Real estate disputes are legal conflicts that involve real property (i.e. property that is affixed to the land or a piece of land itself, as opposed to personal property). These types of disputes can involve properties that are worth large amounts of money. Many of these disputes can take a long time to resolve, and may involve many financial/court resources. Thus, it is often common for people involved in a real estate dispute to seek alternative forms of dispute resolution.
For instance, many real estate disputes involve a breach of contract when it comes to the sale of property. In such case, both real estate laws and contract remedies may apply, thus making the situation more complex.
In most cases, a damages award will resolve a real estate dispute. In a legal case, a damages award serves to compensate the non-liable party for losses. Other forms of resolving real estate disputes include:
- Injunctions (for instance, to cease additional construction efforts, etc.)
- Mediation or arbitration (this involves a neutral party to help facilitate discussions between the parties)
- Various fines or fees (these are common for city or state zoning/land use violations)
- Specific performance (i.e., requiring one party to perform their contract duties)
- Various other remedies, such as a judicial lien on the property

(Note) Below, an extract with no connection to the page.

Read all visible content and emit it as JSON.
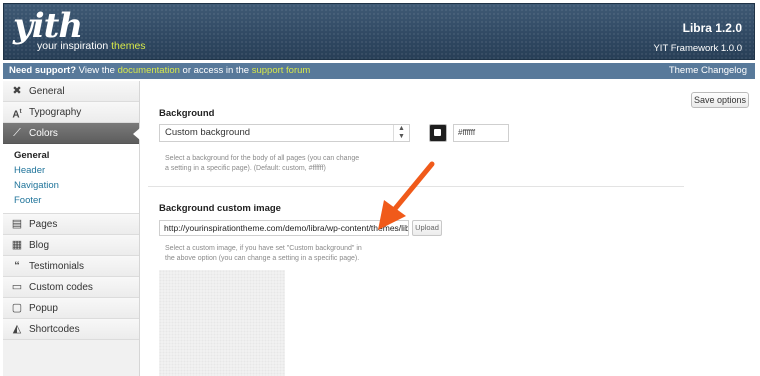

Whether you can take advantage of dispute resolution depends on the type of conflict involved. For instance, in a breach of real estate contract claim, the party may need to choose between a monetary damages award or specific performance. With mediation, the parties might be able to reach a conclusion based on their negotiations during mediation meetings. Also, state laws might influence which types of remedies are available.

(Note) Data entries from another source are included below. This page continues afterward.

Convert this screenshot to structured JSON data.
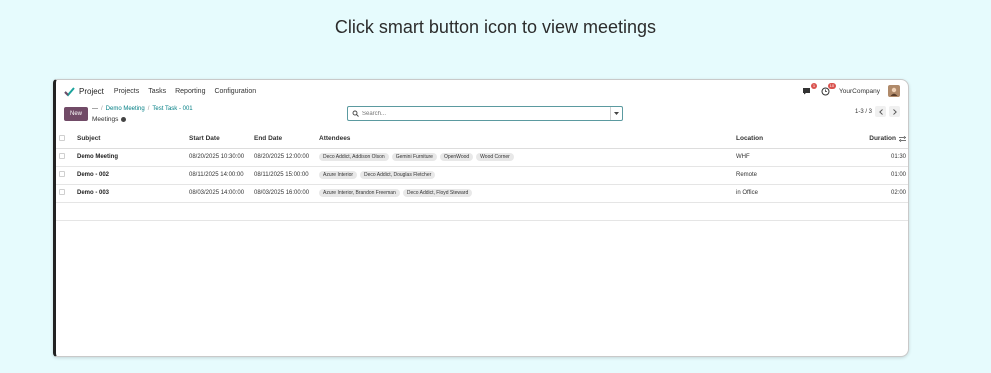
{
  "caption": "Click smart button icon to view meetings",
  "topnav": {
    "app_name": "Project",
    "menus": [
      "Projects",
      "Tasks",
      "Reporting",
      "Configuration"
    ],
    "messages_badge": "1",
    "activity_badge": "10",
    "company": "YourCompany"
  },
  "control": {
    "new_label": "New",
    "breadcrumb": [
      "Demo Meeting",
      "Test Task - 001"
    ],
    "page_title": "Meetings",
    "search_placeholder": "Search...",
    "pager": "1-3 / 3"
  },
  "table": {
    "headers": {
      "subject": "Subject",
      "start": "Start Date",
      "end": "End Date",
      "attendees": "Attendees",
      "location": "Location",
      "duration": "Duration"
    },
    "rows": [
      {
        "subject": "Demo Meeting",
        "start": "08/20/2025 10:30:00",
        "end": "08/20/2025 12:00:00",
        "attendees": [
          "Deco Addict, Addison Olson",
          "Gemini Furniture",
          "OpenWood",
          "Wood Corner"
        ],
        "location": "WHF",
        "duration": "01:30"
      },
      {
        "subject": "Demo - 002",
        "start": "08/11/2025 14:00:00",
        "end": "08/11/2025 15:00:00",
        "attendees": [
          "Azure Interior",
          "Deco Addict, Douglas Fletcher"
        ],
        "location": "Remote",
        "duration": "01:00"
      },
      {
        "subject": "Demo - 003",
        "start": "08/03/2025 14:00:00",
        "end": "08/03/2025 16:00:00",
        "attendees": [
          "Azure Interior, Brandon Freeman",
          "Deco Addict, Floyd Steward"
        ],
        "location": "in Office",
        "duration": "02:00"
      }
    ]
  },
  "colors": {
    "brand": "#714b67",
    "link": "#017e84",
    "background": "#e6fbfd"
  }
}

Real estate disputes might involve a number of possible legal remedies. You may need to hire an experienced real estate attorney if you need help with any type of real estate conflict. Your attorney can research the laws in your area and can help determine your course of action. Also, your attorney will be able to represent you during court meetings and hearings if needed.